You give yourselves away when you say U.S. women are "permitted to flaunt their sexuality with seductive clothing as well as sexually suggestive behaviors" (perhaps by smiling, sharing a seat with you on a crowded bus, or not keeping our knees clamped tightly together at all times?). You share the attitude of men in repressive countries, where men dictate what women are permitted to wear so as not to tempt poor helpless males to commit rape.
We would like to discourage Mr. Rathmann and Mr. Glickman from believing (and acting on) their fantasies. Women dress for many reasons - to attract a man, or to attract a woman, or to annoy parents, or because nothing else in the closet is clean. Predicating your behavior on your assumptions (fantasies of another's intent as "revealed" by their clothes or actions) can set you up to hurt yourself as you hurt another. Easily throwing around phrases like "flaunting their sexuality" and "sexually suggestive behaviors" should be a dangerous self-warning. If two people both want sex with one another, that desire can melt steel. If only one wants sex, having deluded himself that his desire is shared, the result can be disastrous, as sex turns to sexual assault.
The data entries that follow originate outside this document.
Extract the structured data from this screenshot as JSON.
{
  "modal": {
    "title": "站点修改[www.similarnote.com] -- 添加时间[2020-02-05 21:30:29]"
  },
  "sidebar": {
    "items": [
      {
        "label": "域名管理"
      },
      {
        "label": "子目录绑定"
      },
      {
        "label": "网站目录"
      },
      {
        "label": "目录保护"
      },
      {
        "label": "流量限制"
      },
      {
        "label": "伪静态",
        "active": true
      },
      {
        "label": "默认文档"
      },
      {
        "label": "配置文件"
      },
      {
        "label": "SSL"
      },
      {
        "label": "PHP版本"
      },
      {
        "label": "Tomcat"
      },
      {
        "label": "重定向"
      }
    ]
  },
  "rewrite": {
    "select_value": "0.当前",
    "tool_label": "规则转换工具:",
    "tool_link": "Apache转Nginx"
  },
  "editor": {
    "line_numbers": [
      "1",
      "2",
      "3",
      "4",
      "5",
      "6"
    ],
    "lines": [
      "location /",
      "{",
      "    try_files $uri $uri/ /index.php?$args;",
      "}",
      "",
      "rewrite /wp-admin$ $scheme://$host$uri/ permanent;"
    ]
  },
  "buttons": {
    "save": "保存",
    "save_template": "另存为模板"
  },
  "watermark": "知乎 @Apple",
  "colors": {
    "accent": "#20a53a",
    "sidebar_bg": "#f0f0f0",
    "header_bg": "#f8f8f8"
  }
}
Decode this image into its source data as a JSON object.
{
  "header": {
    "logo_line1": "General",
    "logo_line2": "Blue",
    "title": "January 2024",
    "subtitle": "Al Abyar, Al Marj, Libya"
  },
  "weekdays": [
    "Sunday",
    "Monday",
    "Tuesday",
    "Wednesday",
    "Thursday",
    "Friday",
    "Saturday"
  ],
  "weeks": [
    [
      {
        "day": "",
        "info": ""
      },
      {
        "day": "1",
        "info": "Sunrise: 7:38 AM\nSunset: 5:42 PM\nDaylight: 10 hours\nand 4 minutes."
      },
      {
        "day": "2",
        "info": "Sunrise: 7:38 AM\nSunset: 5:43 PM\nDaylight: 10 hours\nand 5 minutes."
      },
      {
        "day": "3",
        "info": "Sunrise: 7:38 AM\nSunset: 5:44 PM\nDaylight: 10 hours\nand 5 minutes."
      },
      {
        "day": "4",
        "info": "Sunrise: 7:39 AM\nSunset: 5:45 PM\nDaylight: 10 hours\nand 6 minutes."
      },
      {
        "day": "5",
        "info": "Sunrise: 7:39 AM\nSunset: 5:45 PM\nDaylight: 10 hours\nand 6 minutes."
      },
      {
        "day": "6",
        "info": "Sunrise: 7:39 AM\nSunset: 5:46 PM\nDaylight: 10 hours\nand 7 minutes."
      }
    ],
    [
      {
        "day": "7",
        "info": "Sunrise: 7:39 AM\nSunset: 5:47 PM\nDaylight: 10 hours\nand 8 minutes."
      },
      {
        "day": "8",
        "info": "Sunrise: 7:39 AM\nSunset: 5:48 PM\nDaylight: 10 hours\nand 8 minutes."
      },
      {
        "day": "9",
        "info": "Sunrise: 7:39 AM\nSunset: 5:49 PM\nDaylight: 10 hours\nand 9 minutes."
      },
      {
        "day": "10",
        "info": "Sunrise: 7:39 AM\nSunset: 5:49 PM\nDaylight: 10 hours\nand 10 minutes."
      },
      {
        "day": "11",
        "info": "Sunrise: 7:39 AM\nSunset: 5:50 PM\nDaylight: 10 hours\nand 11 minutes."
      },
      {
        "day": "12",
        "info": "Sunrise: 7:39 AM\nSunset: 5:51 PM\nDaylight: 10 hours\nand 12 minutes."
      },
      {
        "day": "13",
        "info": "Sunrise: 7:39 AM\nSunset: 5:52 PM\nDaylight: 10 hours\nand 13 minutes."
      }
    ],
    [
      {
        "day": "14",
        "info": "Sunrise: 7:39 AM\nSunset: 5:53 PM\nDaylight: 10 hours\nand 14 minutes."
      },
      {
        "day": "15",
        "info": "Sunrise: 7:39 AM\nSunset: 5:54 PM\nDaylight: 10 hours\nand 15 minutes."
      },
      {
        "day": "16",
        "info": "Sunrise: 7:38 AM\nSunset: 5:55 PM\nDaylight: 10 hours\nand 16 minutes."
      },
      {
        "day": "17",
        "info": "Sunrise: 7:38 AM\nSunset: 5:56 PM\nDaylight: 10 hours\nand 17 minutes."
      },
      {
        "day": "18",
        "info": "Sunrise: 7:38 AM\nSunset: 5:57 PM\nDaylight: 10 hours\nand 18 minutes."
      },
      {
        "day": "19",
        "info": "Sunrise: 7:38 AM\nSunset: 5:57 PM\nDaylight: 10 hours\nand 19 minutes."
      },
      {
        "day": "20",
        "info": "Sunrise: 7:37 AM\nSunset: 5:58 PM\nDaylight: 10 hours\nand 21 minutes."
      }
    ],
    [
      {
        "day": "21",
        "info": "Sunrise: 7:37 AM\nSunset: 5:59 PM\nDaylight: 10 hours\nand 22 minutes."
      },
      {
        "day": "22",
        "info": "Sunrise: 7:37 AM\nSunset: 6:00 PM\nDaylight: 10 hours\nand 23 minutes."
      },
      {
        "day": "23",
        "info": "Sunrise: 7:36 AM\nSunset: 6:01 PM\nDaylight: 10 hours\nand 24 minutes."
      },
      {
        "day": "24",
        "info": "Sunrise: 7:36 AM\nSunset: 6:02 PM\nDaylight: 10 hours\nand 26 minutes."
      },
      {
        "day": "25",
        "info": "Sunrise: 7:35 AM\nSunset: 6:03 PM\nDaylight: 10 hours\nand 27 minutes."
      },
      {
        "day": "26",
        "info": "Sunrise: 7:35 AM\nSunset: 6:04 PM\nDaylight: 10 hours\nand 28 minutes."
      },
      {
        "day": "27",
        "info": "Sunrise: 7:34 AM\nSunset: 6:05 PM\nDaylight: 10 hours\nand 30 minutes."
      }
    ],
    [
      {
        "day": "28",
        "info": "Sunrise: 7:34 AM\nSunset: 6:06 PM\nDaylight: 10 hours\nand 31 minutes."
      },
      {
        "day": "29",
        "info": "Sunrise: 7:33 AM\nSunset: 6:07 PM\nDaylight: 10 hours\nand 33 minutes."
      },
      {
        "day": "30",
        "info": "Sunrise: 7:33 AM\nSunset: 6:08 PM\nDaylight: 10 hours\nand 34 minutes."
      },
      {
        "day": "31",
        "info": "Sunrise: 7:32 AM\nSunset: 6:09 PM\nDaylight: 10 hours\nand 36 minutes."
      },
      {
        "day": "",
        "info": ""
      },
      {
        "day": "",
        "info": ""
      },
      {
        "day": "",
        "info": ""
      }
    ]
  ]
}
The process you describe, by which "men are condemned if they respond to these baitings by women, unless the response is by that particular man the woman is fishing for," is a result of women taking agency over their bodies and their sexual expression, which is fully their right. It's a sea change that is long overdue.
Stephen Montagna, Joseph Weinberg, Men Stopping Rape
The down escalator
Larry Kaufmann ("The Occupy Movement Has It Wrong," 12/16/11) would have us believe that all is well with economic mobility in the U.S., citing analyses from the Pew Economic Mobility Project. However, to actually quote from Pew's findings on absolute economic mobility for men in the U.S.: "There has been no progress at all for the youngest generation. As a group, they have on average 12% less income than their fathers' generation at the same age. This suggests the up-escalator that has historically ensured that each generation would do better than the last may not be working very well." Moreover, "the main reason that family incomes have risen is that more women have gone to work, buttressing the incomes of men by adding a second earner to the family. And, as with male income, the trend is downward."
In addition, the analysis that Kaufmann cites utilizes data from 1968 to 2006. Studies from the Federal Reserve Banks of Chicago and Boston show a decline in economic mobility coinciding with the "Reagan Revolution." From the Federal Reserve Bank of Chicago analysis: "We find that mobility increased from 1950 to 1980 but has declined sharply since 1980." Inclusion of data from the earlier period inflates the mobility statistics Kaufmann provides.
Larry Kaufmann cites data from the Pew project up to 2006, completely ignoring that it was one year before the economic meltdown fully hit and people began to realize the emperor was indeed wearing no clothes. The key findings of the project suggest that, while middle-class adults remain somewhat optimistic about the future, the elements that they have identified as the foundations for promoting general upward mobility (jobs, housing, education, health care) have been eroded in recent years for the average American family, and government should be doing more to support them.
Consulting Kaufmann's source, the Pew Charitable Trust website, under "Mobility Project" we read headlines "about why the U.S. ranked worst for economic mobility among other countries" and "the difficulties that members of the middle class have moving up (or even keeping their current position) the economic ladder."
One way to square Kaufmann's rosy circle that mobility "is the key measure for assessing whether economic welfare is improving" is to note that the data begin with those who were children in 1968. How would the data look if they began with those who were children in 1978, 1988 or 1998?
Kaufmann reduces the Occupy movement to concerns about income distribution and mobility. But the movement is better understood as being concerned with wresting our democracy from corporate and moneyed interests, slowing the degradation of Mother Earth, curtailing U.S. militarism, and building anew a world of justice and equity.
Joel Garb, Black Earth